Thursday, June 04, 2009
Federal Palace Hotel a.k.a. Federal Coffee Palace*
Image source: unknown contemporary magazine/newspaper advertisement c.1897+ Engraved by A.C.
Built in 1886 as a temperance hotel on the south western corner of King and Collins streets, the Federal Coffee Palace served all manner of beverages except alcohol. Its construction was instigated by a leader of the temperance movement in Victoria, James Miriams. It was the finest coffee house in Melbourne attracting visitors from around Australia, the rich and famous including international visitors. The abstinence movement had waned by the early 1890s. In 1897 a liquor license was acquired and it was renamed the Federal Palace Hotel.

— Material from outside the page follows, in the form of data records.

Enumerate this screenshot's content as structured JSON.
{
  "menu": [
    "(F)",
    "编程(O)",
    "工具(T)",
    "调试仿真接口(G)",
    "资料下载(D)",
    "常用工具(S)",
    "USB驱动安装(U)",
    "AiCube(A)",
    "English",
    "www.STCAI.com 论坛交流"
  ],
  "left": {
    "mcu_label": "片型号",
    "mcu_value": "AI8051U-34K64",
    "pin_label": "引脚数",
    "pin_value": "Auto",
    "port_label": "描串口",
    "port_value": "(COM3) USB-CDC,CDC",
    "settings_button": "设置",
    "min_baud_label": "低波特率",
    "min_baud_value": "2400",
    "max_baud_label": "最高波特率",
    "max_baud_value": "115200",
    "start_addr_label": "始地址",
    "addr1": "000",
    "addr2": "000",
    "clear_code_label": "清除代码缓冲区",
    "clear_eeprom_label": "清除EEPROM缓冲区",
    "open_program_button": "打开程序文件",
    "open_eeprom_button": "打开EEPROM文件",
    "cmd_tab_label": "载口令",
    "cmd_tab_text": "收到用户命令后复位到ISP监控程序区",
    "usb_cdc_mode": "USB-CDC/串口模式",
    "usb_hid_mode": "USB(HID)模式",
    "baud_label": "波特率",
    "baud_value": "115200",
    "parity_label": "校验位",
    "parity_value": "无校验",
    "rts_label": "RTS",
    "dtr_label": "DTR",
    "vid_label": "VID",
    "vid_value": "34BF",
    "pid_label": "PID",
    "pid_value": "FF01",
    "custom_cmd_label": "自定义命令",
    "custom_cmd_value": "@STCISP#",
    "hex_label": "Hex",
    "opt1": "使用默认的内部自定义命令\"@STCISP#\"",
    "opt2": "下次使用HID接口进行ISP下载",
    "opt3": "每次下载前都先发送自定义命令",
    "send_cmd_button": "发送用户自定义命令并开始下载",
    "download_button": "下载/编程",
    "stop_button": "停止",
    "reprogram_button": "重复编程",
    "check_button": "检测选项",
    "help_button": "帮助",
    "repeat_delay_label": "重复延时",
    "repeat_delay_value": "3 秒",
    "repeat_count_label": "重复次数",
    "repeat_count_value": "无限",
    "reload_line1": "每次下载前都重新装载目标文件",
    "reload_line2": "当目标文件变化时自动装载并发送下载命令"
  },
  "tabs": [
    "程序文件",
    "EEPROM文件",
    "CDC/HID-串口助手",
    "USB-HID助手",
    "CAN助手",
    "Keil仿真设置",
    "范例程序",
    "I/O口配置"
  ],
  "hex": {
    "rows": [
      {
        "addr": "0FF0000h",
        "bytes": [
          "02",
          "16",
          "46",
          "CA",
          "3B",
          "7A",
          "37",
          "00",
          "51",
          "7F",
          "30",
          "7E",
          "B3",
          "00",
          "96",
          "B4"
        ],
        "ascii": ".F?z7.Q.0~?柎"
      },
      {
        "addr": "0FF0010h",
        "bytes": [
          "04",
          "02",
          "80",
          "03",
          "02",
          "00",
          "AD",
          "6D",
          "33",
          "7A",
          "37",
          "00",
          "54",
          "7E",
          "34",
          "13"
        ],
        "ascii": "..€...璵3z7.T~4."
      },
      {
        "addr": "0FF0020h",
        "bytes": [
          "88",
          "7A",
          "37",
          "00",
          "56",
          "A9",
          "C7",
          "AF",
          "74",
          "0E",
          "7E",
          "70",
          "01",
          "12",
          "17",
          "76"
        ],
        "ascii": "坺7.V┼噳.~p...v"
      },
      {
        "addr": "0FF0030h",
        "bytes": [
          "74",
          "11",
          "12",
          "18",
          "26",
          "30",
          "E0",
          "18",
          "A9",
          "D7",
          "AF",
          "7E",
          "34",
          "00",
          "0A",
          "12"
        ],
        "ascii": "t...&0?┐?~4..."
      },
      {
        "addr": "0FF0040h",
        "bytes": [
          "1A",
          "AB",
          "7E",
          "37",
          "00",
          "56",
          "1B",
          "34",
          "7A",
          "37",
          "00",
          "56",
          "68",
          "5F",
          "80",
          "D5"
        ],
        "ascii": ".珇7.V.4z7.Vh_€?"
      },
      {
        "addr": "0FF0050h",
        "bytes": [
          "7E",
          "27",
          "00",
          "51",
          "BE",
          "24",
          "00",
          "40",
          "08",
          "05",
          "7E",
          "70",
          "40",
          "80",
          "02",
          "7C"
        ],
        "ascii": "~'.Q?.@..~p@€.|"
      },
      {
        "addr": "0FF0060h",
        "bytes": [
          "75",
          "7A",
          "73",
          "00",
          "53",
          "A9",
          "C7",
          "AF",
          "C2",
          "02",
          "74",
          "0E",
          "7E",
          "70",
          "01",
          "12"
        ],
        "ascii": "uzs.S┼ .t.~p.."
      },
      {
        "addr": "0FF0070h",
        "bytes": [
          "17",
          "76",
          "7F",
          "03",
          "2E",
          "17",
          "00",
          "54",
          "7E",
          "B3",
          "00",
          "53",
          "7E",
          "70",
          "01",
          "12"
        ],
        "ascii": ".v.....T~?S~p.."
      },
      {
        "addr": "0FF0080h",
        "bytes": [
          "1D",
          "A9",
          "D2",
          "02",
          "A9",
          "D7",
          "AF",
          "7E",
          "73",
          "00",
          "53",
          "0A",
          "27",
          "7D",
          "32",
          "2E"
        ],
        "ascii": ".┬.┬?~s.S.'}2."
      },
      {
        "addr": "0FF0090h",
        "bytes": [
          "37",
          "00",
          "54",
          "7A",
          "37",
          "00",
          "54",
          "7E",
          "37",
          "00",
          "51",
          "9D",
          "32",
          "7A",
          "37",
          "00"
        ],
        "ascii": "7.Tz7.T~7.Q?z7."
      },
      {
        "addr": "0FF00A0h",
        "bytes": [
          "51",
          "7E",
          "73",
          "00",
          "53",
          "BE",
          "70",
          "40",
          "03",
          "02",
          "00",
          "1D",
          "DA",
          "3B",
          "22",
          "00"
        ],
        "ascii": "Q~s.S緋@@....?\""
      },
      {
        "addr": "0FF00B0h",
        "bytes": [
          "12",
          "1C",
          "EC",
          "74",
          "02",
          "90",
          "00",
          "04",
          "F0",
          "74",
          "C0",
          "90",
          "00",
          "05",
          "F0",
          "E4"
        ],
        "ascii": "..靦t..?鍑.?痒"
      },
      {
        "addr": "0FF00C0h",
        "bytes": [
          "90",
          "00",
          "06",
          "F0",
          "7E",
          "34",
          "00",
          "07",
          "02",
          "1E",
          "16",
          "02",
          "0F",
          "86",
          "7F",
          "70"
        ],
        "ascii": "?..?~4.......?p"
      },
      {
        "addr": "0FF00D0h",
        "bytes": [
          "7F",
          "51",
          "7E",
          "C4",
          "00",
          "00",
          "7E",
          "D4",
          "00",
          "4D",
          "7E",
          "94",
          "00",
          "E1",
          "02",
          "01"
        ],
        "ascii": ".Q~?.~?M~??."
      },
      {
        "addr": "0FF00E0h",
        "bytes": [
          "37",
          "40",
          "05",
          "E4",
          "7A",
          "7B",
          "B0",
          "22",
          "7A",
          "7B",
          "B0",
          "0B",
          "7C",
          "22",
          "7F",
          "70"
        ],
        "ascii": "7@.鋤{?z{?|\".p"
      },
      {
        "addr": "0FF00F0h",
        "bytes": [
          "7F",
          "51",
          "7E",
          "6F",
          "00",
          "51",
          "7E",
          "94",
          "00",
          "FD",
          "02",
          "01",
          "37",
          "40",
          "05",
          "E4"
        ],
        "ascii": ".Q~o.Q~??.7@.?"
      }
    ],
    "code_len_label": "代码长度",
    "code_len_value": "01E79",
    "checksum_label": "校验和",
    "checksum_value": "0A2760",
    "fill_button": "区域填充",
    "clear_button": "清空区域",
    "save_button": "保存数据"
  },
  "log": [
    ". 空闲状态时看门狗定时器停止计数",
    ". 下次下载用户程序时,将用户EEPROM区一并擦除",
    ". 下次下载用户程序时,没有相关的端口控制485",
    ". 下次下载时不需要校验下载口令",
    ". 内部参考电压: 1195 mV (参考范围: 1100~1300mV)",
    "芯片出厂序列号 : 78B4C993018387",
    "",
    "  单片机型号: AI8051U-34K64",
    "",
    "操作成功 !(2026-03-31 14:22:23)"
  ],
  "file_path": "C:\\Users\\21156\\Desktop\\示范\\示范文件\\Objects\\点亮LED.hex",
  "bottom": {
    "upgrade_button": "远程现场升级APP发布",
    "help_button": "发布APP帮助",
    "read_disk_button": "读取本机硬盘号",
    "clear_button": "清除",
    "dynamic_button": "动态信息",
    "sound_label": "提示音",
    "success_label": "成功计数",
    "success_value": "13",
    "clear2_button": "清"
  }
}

The building's design was the result of a competition. The first prize winner, architectural firm Ellerker and Kilburn designed the exterior. The second prize winner, William Pitt designed the interior. Some of Melbourne's finest Victorian buildings were Pitt designs including the still standing Princess Theatre (1887), the Rialto and Olderfleet buildings (1890). The Age newspaper at the time was full of high praise for the building deeming it one of Australia's 'most splendid'.
The lobby interior, entrance from Collins Street*
The FPH was pulled down in 1972-73. For almost seven years after this it was used as a car park before being developed into an office block.
In the 1960s and 70s it was popular to pull down Victorian buildings deemed too large and old fashioned, and replace them with modern office blocks. We lost so many superb Victorian buildings this way though fortunately the National Trust and general public now value and protect our architectural heritage from further erosion.
*Information source, interior image and recommended further reading:
Latta, David, Lost Glories: A Memorial to Forgotten Australian Buildings, Angus and Robertson Publishers, 1986